►
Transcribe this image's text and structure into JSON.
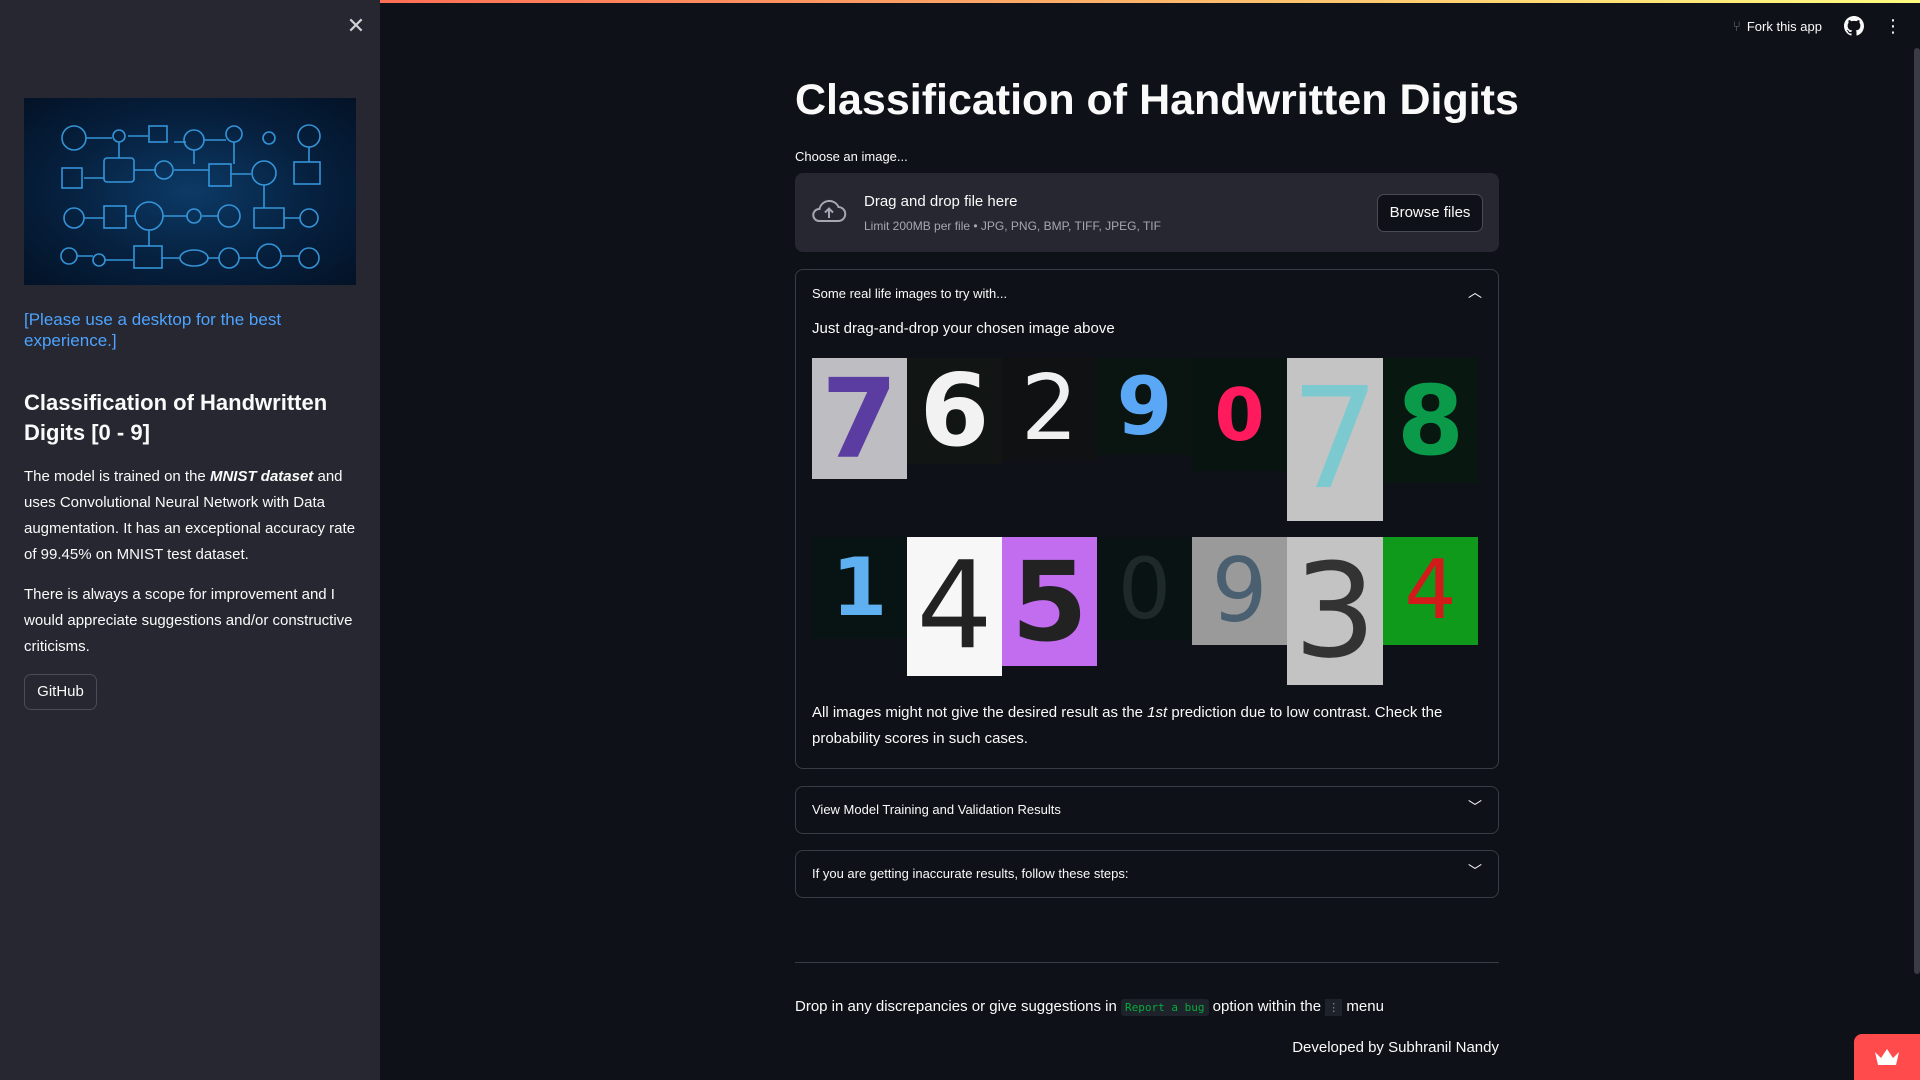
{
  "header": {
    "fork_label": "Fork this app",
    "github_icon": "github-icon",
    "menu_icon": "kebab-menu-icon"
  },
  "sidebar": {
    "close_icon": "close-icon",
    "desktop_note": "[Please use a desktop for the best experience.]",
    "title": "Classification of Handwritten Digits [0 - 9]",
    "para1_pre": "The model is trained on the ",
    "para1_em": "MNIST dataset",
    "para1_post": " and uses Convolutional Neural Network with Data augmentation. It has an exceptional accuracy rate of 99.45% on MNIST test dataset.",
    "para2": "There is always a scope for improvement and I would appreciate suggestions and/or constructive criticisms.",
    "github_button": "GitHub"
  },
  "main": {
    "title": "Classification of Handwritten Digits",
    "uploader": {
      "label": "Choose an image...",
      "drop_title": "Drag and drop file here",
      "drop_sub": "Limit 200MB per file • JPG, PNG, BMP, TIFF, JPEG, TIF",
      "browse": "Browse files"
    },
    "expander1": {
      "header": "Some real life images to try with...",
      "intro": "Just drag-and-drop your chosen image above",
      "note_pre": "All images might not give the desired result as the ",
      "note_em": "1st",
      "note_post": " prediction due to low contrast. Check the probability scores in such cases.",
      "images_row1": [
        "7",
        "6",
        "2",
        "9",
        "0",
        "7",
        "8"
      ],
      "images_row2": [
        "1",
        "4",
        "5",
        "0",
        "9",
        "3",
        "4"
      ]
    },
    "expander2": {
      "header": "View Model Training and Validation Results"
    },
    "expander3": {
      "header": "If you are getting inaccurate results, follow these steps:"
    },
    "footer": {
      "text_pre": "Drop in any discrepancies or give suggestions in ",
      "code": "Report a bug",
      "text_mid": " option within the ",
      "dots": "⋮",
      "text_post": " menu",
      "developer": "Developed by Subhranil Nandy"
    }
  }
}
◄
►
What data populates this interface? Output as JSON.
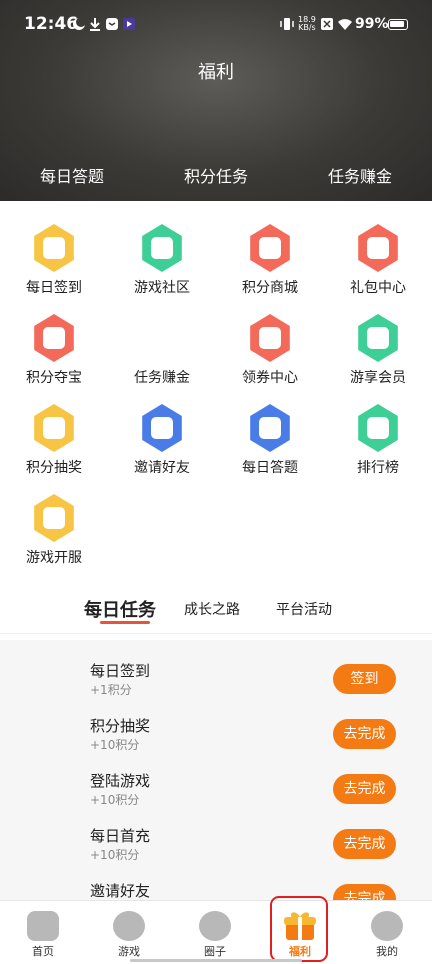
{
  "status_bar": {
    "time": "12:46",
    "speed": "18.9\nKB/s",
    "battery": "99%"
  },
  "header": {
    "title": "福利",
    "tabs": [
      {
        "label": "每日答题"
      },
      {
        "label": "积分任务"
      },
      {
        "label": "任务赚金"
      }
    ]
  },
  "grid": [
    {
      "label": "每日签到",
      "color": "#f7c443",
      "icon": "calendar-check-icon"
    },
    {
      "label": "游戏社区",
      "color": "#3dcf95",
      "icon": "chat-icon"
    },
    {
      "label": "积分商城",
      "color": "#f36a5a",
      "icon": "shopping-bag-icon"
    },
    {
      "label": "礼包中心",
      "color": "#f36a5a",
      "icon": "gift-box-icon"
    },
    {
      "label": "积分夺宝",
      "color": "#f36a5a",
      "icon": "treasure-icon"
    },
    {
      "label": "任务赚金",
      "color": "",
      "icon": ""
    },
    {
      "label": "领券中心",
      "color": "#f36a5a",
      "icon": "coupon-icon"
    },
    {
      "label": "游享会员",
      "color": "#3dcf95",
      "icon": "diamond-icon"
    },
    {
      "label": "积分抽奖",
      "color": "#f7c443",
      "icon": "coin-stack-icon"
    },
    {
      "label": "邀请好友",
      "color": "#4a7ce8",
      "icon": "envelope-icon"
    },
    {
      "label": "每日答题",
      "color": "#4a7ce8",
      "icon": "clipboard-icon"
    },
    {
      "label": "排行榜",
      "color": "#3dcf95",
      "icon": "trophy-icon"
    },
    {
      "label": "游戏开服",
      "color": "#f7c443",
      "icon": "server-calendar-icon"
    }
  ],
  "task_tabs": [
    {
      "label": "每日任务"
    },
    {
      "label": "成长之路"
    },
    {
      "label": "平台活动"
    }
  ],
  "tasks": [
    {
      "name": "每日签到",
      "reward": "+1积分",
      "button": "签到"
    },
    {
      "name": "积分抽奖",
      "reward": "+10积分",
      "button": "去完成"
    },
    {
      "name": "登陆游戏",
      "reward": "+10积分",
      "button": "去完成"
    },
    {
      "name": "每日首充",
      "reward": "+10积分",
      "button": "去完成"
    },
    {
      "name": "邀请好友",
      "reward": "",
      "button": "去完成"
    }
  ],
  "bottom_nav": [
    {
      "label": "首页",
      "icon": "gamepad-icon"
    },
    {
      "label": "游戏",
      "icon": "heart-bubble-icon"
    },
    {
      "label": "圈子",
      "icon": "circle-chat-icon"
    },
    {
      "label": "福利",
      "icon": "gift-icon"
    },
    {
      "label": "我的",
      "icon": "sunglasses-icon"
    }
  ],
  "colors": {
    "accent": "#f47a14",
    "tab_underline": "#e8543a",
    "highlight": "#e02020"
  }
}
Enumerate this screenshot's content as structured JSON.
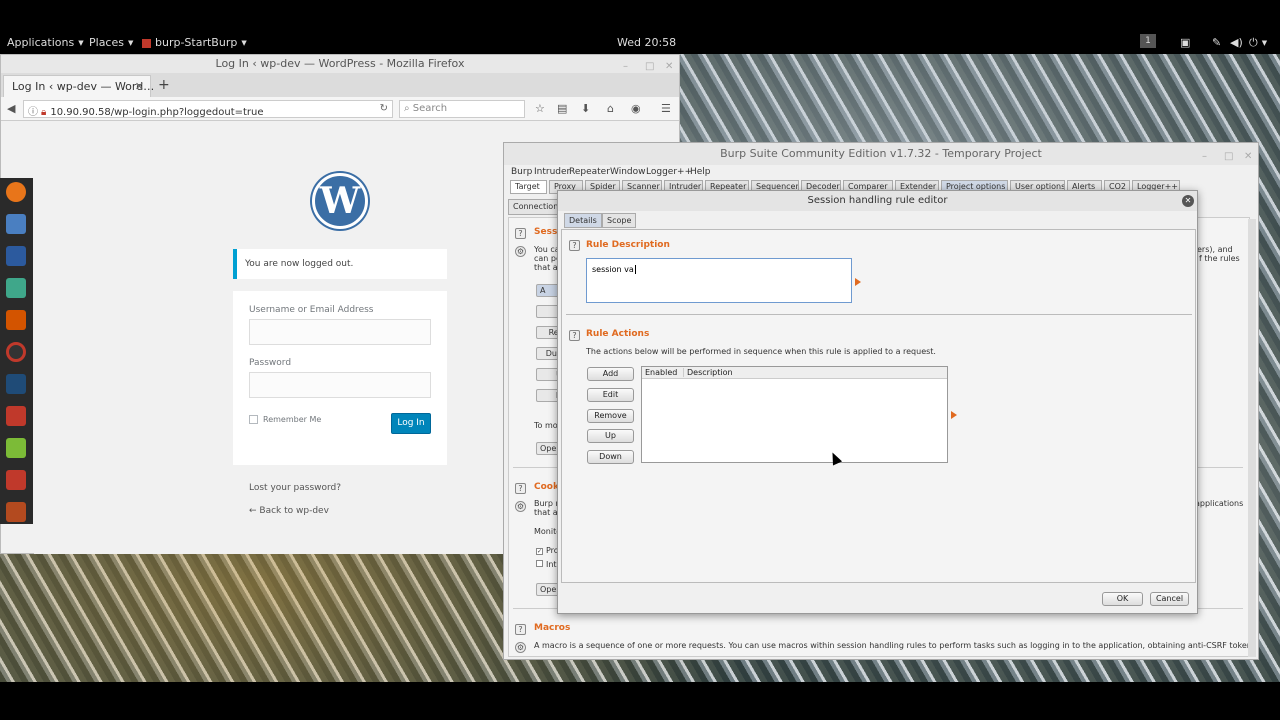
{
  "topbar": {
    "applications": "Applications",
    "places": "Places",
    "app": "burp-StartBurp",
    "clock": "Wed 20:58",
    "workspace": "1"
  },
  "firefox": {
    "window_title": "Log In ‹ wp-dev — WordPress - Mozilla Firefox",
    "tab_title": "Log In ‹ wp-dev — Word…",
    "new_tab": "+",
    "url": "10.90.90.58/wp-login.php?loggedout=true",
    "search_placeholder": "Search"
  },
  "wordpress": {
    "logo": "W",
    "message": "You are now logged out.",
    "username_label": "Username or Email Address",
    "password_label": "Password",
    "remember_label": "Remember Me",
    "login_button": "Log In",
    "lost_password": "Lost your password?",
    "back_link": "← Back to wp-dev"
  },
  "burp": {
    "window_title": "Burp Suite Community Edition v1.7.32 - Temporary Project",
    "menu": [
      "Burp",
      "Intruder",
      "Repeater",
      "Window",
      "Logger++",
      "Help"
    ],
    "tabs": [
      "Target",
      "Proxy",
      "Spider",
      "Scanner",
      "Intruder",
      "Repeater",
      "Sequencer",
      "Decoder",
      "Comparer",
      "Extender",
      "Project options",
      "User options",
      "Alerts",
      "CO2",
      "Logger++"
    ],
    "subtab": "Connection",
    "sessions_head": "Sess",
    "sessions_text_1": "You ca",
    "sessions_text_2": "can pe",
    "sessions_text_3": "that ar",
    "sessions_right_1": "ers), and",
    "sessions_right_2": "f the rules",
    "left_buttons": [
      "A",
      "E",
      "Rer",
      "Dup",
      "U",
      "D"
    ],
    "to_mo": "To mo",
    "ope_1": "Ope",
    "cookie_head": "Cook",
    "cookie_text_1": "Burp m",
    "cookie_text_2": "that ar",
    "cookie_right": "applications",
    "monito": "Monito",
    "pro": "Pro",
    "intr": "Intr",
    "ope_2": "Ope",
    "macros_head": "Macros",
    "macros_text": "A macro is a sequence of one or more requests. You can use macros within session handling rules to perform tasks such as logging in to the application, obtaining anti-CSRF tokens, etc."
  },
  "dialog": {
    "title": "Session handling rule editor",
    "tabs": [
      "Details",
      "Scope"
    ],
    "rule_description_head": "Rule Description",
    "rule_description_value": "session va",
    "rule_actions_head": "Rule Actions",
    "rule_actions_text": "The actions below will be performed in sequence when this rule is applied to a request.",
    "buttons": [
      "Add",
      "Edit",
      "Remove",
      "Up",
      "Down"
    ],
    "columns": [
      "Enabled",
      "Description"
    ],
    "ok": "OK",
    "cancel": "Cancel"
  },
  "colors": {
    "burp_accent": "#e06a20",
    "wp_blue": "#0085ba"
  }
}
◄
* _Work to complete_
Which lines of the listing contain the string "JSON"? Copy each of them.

* _Response to this task_
Transcribe this image's text and structure into JSON.
What data populates this interface? Output as JSON.
Enumerate this screenshot's content as structured JSON.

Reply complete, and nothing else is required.